(Extracted information):
-=-=-=-=-

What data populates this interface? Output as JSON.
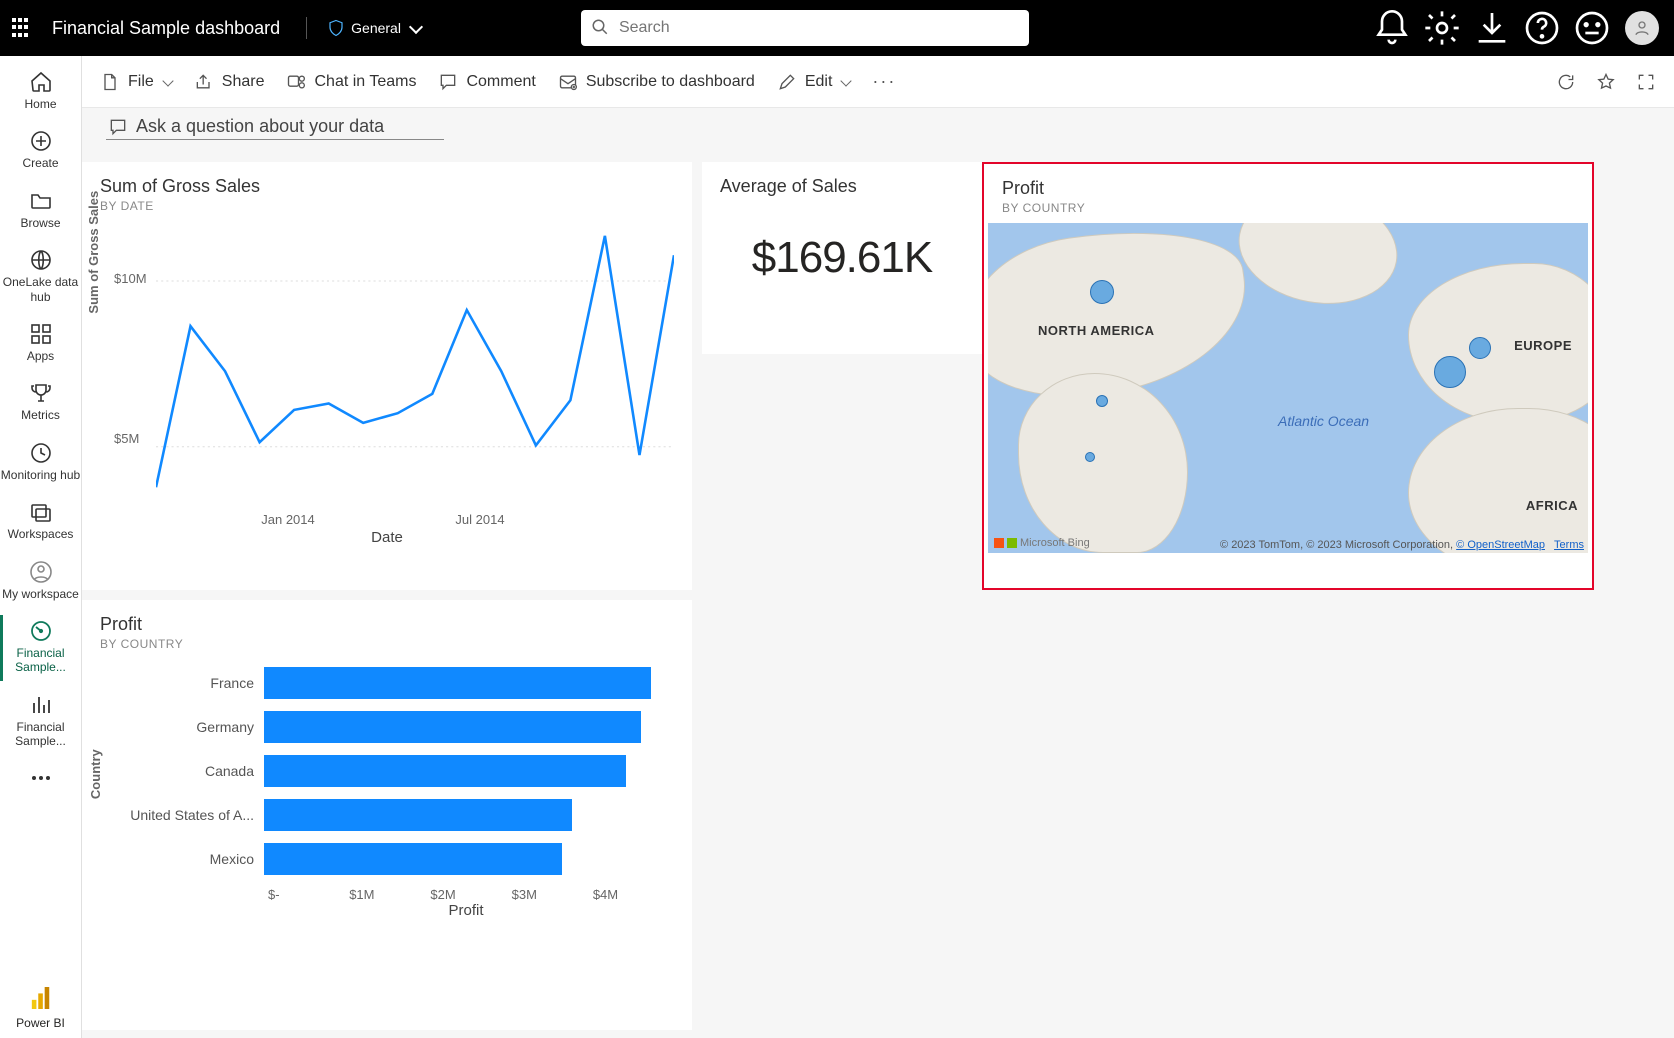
{
  "header": {
    "title": "Financial Sample  dashboard",
    "sensitivity": "General",
    "search_placeholder": "Search"
  },
  "leftrail": {
    "items": [
      {
        "label": "Home",
        "icon": "home"
      },
      {
        "label": "Create",
        "icon": "plus"
      },
      {
        "label": "Browse",
        "icon": "folder"
      },
      {
        "label": "OneLake data hub",
        "icon": "onelake"
      },
      {
        "label": "Apps",
        "icon": "apps"
      },
      {
        "label": "Metrics",
        "icon": "trophy"
      },
      {
        "label": "Monitoring hub",
        "icon": "monitor"
      },
      {
        "label": "Workspaces",
        "icon": "workspaces"
      },
      {
        "label": "My workspace",
        "icon": "person"
      },
      {
        "label": "Financial Sample...",
        "icon": "gauge",
        "active": true
      },
      {
        "label": "Financial Sample...",
        "icon": "bars"
      }
    ],
    "footer": "Power BI"
  },
  "cmdbar": {
    "file": "File",
    "share": "Share",
    "chat": "Chat in Teams",
    "comment": "Comment",
    "subscribe": "Subscribe to dashboard",
    "edit": "Edit"
  },
  "qna": "Ask a question about your data",
  "tiles": {
    "line": {
      "title": "Sum of Gross Sales",
      "sub": "BY DATE",
      "xlabel": "Date",
      "ylabel": "Sum of Gross Sales"
    },
    "avg": {
      "title": "Average of Sales",
      "value": "$169.61K"
    },
    "map": {
      "title": "Profit",
      "sub": "BY COUNTRY",
      "na": "NORTH AMERICA",
      "eu": "EUROPE",
      "af": "AFRICA",
      "ocean": "Atlantic Ocean",
      "bing": "Microsoft Bing",
      "attr_prefix": "© 2023 TomTom, © 2023 Microsoft Corporation, ",
      "attr_link": "© OpenStreetMap",
      "attr_suffix": "Terms"
    },
    "bar": {
      "title": "Profit",
      "sub": "BY COUNTRY",
      "xlabel": "Profit",
      "ylabel": "Country"
    }
  },
  "chart_data": [
    {
      "id": "line",
      "type": "line",
      "title": "Sum of Gross Sales by Date",
      "ylabel": "Sum of Gross Sales",
      "xlabel": "Date",
      "yticks": [
        {
          "v": 5000000,
          "label": "$5M"
        },
        {
          "v": 10000000,
          "label": "$10M"
        }
      ],
      "xticks": [
        "Jan 2014",
        "Jul 2014"
      ],
      "ylim": [
        4000000,
        13000000
      ],
      "x": [
        "Sep 2013",
        "Oct 2013",
        "Nov 2013",
        "Dec 2013",
        "Jan 2014",
        "Feb 2014",
        "Mar 2014",
        "Apr 2014",
        "May 2014",
        "Jun 2014",
        "Jul 2014",
        "Aug 2014",
        "Sep 2014",
        "Oct 2014",
        "Nov 2014",
        "Dec 2014"
      ],
      "values": [
        4800000,
        9800000,
        8400000,
        6200000,
        7200000,
        7400000,
        6800000,
        7100000,
        7700000,
        10300000,
        8400000,
        6100000,
        7500000,
        12600000,
        5800000,
        12000000
      ]
    },
    {
      "id": "bar",
      "type": "bar",
      "orientation": "horizontal",
      "title": "Profit by Country",
      "ylabel": "Country",
      "xlabel": "Profit",
      "xlim": [
        0,
        4000000
      ],
      "xticks": [
        {
          "v": 0,
          "label": "$-"
        },
        {
          "v": 1000000,
          "label": "$1M"
        },
        {
          "v": 2000000,
          "label": "$2M"
        },
        {
          "v": 3000000,
          "label": "$3M"
        },
        {
          "v": 4000000,
          "label": "$4M"
        }
      ],
      "categories": [
        "France",
        "Germany",
        "Canada",
        "United States of A...",
        "Mexico"
      ],
      "values": [
        3780000,
        3680000,
        3530000,
        3000000,
        2910000
      ]
    },
    {
      "id": "map",
      "type": "map",
      "title": "Profit by Country",
      "bubbles": [
        {
          "country": "Canada",
          "x_pct": 19,
          "y_pct": 21,
          "r": 12
        },
        {
          "country": "United States",
          "x_pct": 19,
          "y_pct": 54,
          "r": 6
        },
        {
          "country": "Mexico",
          "x_pct": 17,
          "y_pct": 71,
          "r": 5
        },
        {
          "country": "Germany",
          "x_pct": 77,
          "y_pct": 45,
          "r": 16
        },
        {
          "country": "France",
          "x_pct": 82,
          "y_pct": 38,
          "r": 11
        }
      ]
    }
  ]
}
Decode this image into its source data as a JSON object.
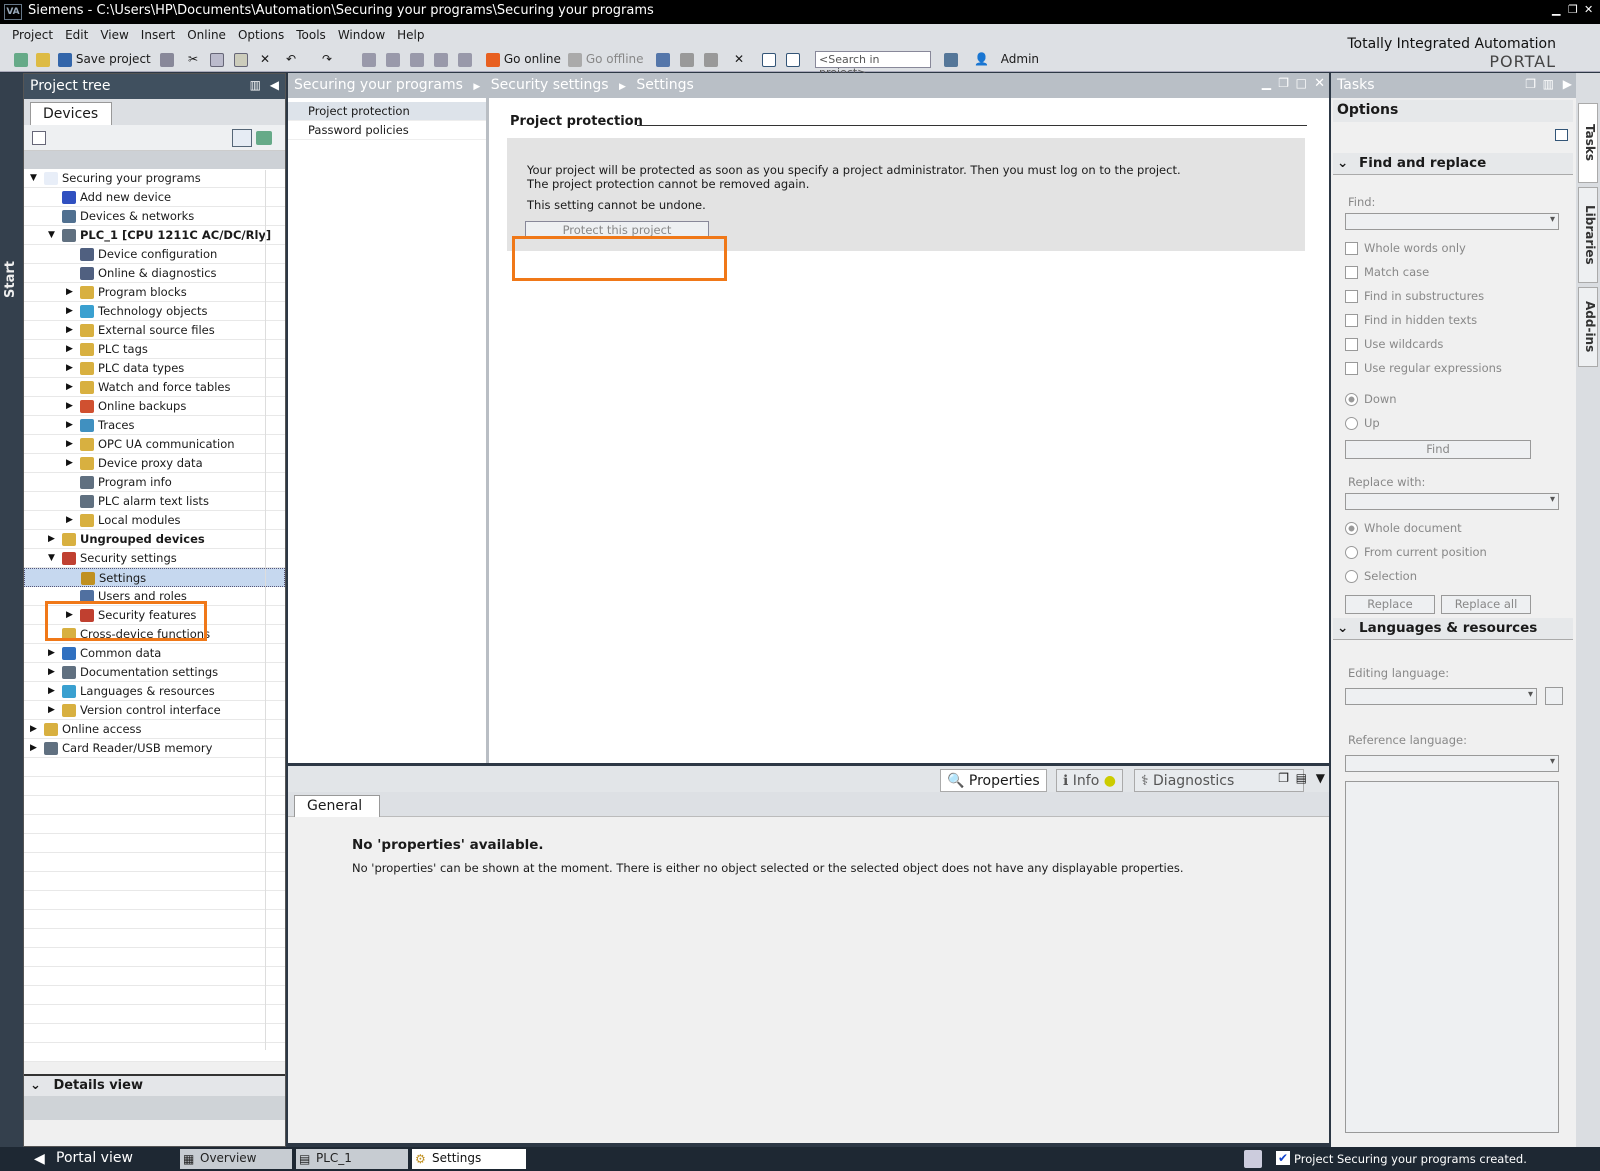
{
  "titlebar": {
    "title": "Siemens  -  C:\\Users\\HP\\Documents\\Automation\\Securing your programs\\Securing your programs",
    "logo": "VA"
  },
  "menu": [
    "Project",
    "Edit",
    "View",
    "Insert",
    "Online",
    "Options",
    "Tools",
    "Window",
    "Help"
  ],
  "toolbar": {
    "save_label": "Save project",
    "go_online": "Go online",
    "go_offline": "Go offline",
    "search_placeholder": "<Search in project>",
    "user": "Admin"
  },
  "brand": {
    "line1": "Totally Integrated Automation",
    "line2": "PORTAL"
  },
  "start_label": "Start",
  "project_tree": {
    "title": "Project tree",
    "devices_tab": "Devices",
    "items": [
      {
        "label": "Securing your programs",
        "level": 0,
        "exp": "▼",
        "color": "#e8eef8"
      },
      {
        "label": "Add new device",
        "level": 1,
        "exp": "",
        "color": "#3050c0"
      },
      {
        "label": "Devices & networks",
        "level": 1,
        "exp": "",
        "color": "#507090"
      },
      {
        "label": "PLC_1 [CPU 1211C AC/DC/Rly]",
        "level": 1,
        "exp": "▼",
        "color": "#607080",
        "bold": true
      },
      {
        "label": "Device configuration",
        "level": 2,
        "exp": "",
        "color": "#506080"
      },
      {
        "label": "Online & diagnostics",
        "level": 2,
        "exp": "",
        "color": "#506080"
      },
      {
        "label": "Program blocks",
        "level": 2,
        "exp": "▶",
        "color": "#d8b040"
      },
      {
        "label": "Technology objects",
        "level": 2,
        "exp": "▶",
        "color": "#3aa0d0"
      },
      {
        "label": "External source files",
        "level": 2,
        "exp": "▶",
        "color": "#d8b040"
      },
      {
        "label": "PLC tags",
        "level": 2,
        "exp": "▶",
        "color": "#d8b040"
      },
      {
        "label": "PLC data types",
        "level": 2,
        "exp": "▶",
        "color": "#d8b040"
      },
      {
        "label": "Watch and force tables",
        "level": 2,
        "exp": "▶",
        "color": "#d8b040"
      },
      {
        "label": "Online backups",
        "level": 2,
        "exp": "▶",
        "color": "#d05030"
      },
      {
        "label": "Traces",
        "level": 2,
        "exp": "▶",
        "color": "#4090c0"
      },
      {
        "label": "OPC UA communication",
        "level": 2,
        "exp": "▶",
        "color": "#d8b040"
      },
      {
        "label": "Device proxy data",
        "level": 2,
        "exp": "▶",
        "color": "#d8b040"
      },
      {
        "label": "Program info",
        "level": 2,
        "exp": "",
        "color": "#607080"
      },
      {
        "label": "PLC alarm text lists",
        "level": 2,
        "exp": "",
        "color": "#607080"
      },
      {
        "label": "Local modules",
        "level": 2,
        "exp": "▶",
        "color": "#d8b040"
      },
      {
        "label": "Ungrouped devices",
        "level": 1,
        "exp": "▶",
        "color": "#d8b040",
        "bold": true
      },
      {
        "label": "Security settings",
        "level": 1,
        "exp": "▼",
        "color": "#c04030"
      },
      {
        "label": "Settings",
        "level": 2,
        "exp": "",
        "color": "#c09020",
        "selected": true
      },
      {
        "label": "Users and roles",
        "level": 2,
        "exp": "",
        "color": "#5070a0"
      },
      {
        "label": "Security features",
        "level": 2,
        "exp": "▶",
        "color": "#c04030"
      },
      {
        "label": "Cross-device functions",
        "level": 1,
        "exp": "",
        "color": "#d8b040"
      },
      {
        "label": "Common data",
        "level": 1,
        "exp": "▶",
        "color": "#3070c0"
      },
      {
        "label": "Documentation settings",
        "level": 1,
        "exp": "▶",
        "color": "#607080"
      },
      {
        "label": "Languages & resources",
        "level": 1,
        "exp": "▶",
        "color": "#3aa0d0"
      },
      {
        "label": "Version control interface",
        "level": 1,
        "exp": "▶",
        "color": "#d8b040"
      },
      {
        "label": "Online access",
        "level": 0,
        "exp": "▶",
        "color": "#d8b040"
      },
      {
        "label": "Card Reader/USB memory",
        "level": 0,
        "exp": "▶",
        "color": "#607080"
      }
    ],
    "details_view": "Details view"
  },
  "editor": {
    "breadcrumb": [
      "Securing your programs",
      "Security settings",
      "Settings"
    ],
    "nav": [
      "Project protection",
      "Password policies"
    ],
    "section_title": "Project protection",
    "info_text": "Your project will be protected as soon as you specify a project administrator. Then you must log on to the project. The project protection cannot be removed again.",
    "warning_text": "This setting cannot be undone.",
    "protect_button": "Protect this project"
  },
  "inspector": {
    "tabs": [
      "Properties",
      "Info",
      "Diagnostics"
    ],
    "general_tab": "General",
    "no_props_title": "No 'properties' available.",
    "no_props_text": "No 'properties' can be shown at the moment. There is either no object selected or the selected object does not have any displayable properties."
  },
  "tasks": {
    "title": "Tasks",
    "options": "Options",
    "find_replace": "Find and replace",
    "find_label": "Find:",
    "checkboxes": [
      "Whole words only",
      "Match case",
      "Find in substructures",
      "Find in hidden texts",
      "Use wildcards",
      "Use regular expressions"
    ],
    "direction": [
      "Down",
      "Up"
    ],
    "find_button": "Find",
    "replace_with": "Replace with:",
    "scope": [
      "Whole document",
      "From current position",
      "Selection"
    ],
    "replace_button": "Replace",
    "replace_all_button": "Replace all",
    "languages": "Languages & resources",
    "editing_language": "Editing language:",
    "reference_language": "Reference language:"
  },
  "side_tabs": [
    "Tasks",
    "Libraries",
    "Add-ins"
  ],
  "statusbar": {
    "portal_view": "Portal view",
    "tabs": [
      "Overview",
      "PLC_1",
      "Settings"
    ],
    "message": "Project Securing your programs created."
  }
}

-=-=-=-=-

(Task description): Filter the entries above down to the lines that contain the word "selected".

(Answer to this problem):
        "selected": true
    "no_props_text": "No 'properties' can be shown at the moment. There is either no object selected or the selected object does not have any displayable properties."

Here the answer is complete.